Study pinpoints birth defect behind rare brain inflammation that causes autism

Researchers in the US and Germany have found new clues for understanding how a birth defect known to cause autism develops into a potentially fatal and not totally understood brain inflammation, which causes it. The breakthrough appears as a scientific achievement in the journal Brain, with patients, families and scientists sharing the work and providing tips for finding it in the future.

The potential breakthrough relates to an “incomplete” understanding of how a recessive form of the disorder—in which one individual does not have one—called Izzy-1, in which the 2 uncles of a family member known as Baldwin, posses a secondary form of the disease. Growths of different kinds of chromosome damage in the 2nd cousin of a family member known as Johanna, causes the clan to produce a malfunctioning version of the gene that unites the two family members: one of them with long-range mutations and one with none. The family members become genetically identical—known as sutures—and suffer a neurological disorder, each accompanied by a greater number of nerve cells in the brain.

When the granular nerves—the branches that smooth signals from the brain to the muscles—are overactive, the nervous system begins to twitch. Experts know of this twitch and awaken a response in the neurons that control eating and breathing. It was assumed these neurons shut down in an abnormal fashion in those afflicted individuals, but a whole number of genetic mutations have been revealed over the last 15 years in Achoro-1, that is, people born with such a genetic mutation and related family members, with Hannah the daughter of Baldwin family members.

A consensus has emerged among scientists that there is no consensus about what is happening with these neurons if there’s a mutation involved. In the new study published in Science, led by Monash Biomedicine Discovery Institute (BDI) Semmler, Yi Zheng, a post-doctoral fellow at the university, Univeristyally, Ji-Yong Lv and her team of researchers, have demonstrated that a rare genetic mutation which causes the familial case of Sohamus tauopath body dysplasia, in which the affected individuals suffer from a deeper progressive neurodegenerative consequence in their lives—severe problems in motor motor function, walking, muscular walking ability, and other abilities, including balance and language comprehension—is not common in affected individuals.

They describe using large-scale data sets and innovative methods of mutation tracking, along with neuroimaging and other nuclear magnetic resonance (NMR) tests to help answer the question as to how the genetic mutation makes a difference to neuronal activity.

“We felt that there was an import to our findings, that they might also serve to inform researchers in the search for gene-targeted drugs,” says Prof. Ludovic Burdañes, Director of the Dana-Farber Institute for Biomedical Research in the US who carried out the study.

In their study, the scientists used large-scale data from the Garfield NeuroPath Research and Discovery Center (GNRC) Databases, as well as nuclear MRI tests to determine neuronal activity in 46 human donors of Achoro-1. These results confirmed the findings of the first canary in a coal mine. Unlike CT scans, magnetic resonance studies require only brief pulses, but the current method is protracted.
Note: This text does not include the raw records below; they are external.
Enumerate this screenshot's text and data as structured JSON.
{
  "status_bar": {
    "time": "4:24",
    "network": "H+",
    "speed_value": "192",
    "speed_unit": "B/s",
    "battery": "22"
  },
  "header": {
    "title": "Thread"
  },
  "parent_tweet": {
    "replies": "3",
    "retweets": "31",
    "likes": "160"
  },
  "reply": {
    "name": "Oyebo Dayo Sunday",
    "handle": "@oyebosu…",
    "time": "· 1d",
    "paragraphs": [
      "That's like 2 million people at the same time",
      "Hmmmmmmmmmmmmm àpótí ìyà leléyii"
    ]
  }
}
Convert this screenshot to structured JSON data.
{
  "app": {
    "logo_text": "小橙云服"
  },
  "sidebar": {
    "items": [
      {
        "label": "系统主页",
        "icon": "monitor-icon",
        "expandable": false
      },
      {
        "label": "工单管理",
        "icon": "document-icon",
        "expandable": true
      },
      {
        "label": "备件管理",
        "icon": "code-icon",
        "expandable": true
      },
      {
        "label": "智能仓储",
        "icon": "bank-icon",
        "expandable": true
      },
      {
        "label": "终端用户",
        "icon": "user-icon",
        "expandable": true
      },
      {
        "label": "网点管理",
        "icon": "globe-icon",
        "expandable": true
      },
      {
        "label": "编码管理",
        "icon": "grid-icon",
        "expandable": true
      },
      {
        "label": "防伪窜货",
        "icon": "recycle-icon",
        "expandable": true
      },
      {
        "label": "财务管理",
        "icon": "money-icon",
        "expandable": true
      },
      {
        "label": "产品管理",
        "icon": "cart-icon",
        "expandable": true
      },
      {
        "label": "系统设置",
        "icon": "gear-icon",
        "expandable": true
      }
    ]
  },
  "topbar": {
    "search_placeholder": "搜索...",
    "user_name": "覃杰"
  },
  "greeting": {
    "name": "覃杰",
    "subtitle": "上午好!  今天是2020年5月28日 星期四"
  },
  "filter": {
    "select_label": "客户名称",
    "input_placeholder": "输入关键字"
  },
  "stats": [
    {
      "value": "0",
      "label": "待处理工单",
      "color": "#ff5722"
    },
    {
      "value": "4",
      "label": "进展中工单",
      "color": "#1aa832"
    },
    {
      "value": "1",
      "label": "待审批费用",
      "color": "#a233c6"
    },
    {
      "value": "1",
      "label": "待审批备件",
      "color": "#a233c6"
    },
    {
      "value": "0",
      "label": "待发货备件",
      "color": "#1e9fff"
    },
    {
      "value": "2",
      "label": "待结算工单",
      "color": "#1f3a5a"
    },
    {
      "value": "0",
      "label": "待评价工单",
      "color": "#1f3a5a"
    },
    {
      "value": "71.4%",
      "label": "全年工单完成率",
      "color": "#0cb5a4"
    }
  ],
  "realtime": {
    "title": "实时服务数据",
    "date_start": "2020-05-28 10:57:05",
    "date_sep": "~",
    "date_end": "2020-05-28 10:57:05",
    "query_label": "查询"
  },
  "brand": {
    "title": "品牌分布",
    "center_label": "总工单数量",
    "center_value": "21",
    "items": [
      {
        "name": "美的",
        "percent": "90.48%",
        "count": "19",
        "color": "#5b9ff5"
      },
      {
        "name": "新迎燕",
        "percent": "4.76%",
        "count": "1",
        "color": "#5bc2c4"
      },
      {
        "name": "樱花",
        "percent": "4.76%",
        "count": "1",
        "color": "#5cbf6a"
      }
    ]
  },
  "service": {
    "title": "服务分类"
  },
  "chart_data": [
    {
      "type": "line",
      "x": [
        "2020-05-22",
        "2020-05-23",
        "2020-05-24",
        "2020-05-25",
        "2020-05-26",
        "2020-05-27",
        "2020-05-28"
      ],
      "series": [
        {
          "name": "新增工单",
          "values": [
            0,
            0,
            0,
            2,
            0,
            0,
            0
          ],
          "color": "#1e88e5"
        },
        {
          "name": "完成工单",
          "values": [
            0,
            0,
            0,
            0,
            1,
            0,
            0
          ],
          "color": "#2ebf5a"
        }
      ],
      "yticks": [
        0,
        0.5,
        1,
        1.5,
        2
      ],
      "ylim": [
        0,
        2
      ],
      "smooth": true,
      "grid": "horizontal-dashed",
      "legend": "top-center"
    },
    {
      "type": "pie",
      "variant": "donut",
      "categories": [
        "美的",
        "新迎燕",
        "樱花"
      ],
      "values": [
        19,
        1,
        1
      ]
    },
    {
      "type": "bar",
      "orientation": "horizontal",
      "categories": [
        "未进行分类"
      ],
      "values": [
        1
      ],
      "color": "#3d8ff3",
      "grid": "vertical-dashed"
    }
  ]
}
“The gold standard is to scan the whole brain, to find regions, which may take several minutes. Then, look for time-sparing. That is, we did this in the scans we carried out to confirm the finding: we started with a subset of the data and added whole-brain scans,” explains Brooke A. Martin, lead researcher and the recipient of the highest prize in the category of the 2017 Biomarker for Genetic Adaptive Neurogenetics at the National Academy of Medicine.

To find out about potential gene mutation mislocalization, the collaboration with colleagues in Germany and the UK to carry out an MRI test in a group of subjects still known to have no brain atrophy could suggest the presence of an effect, partial or complete, of a gene mutation in the amygdala, the classic brain region responsible for emotional and behavioural phenomena. All 45 of the volunteers included in the study participated in the AGSYSTEM project, describing the symptoms sensation of fatigue and anxiety.

“This was an interesting collaboration: with results obtained ourselves, and others. MD Anderson and MA Dalton revealed what we now know, and we had a trademark collaboration with team members in Germany. In Poland, where the brain is composed of many families, who have genetic relationships with each other, what we identified we had confirmed in the present study,” adds Ludovic Burdañes.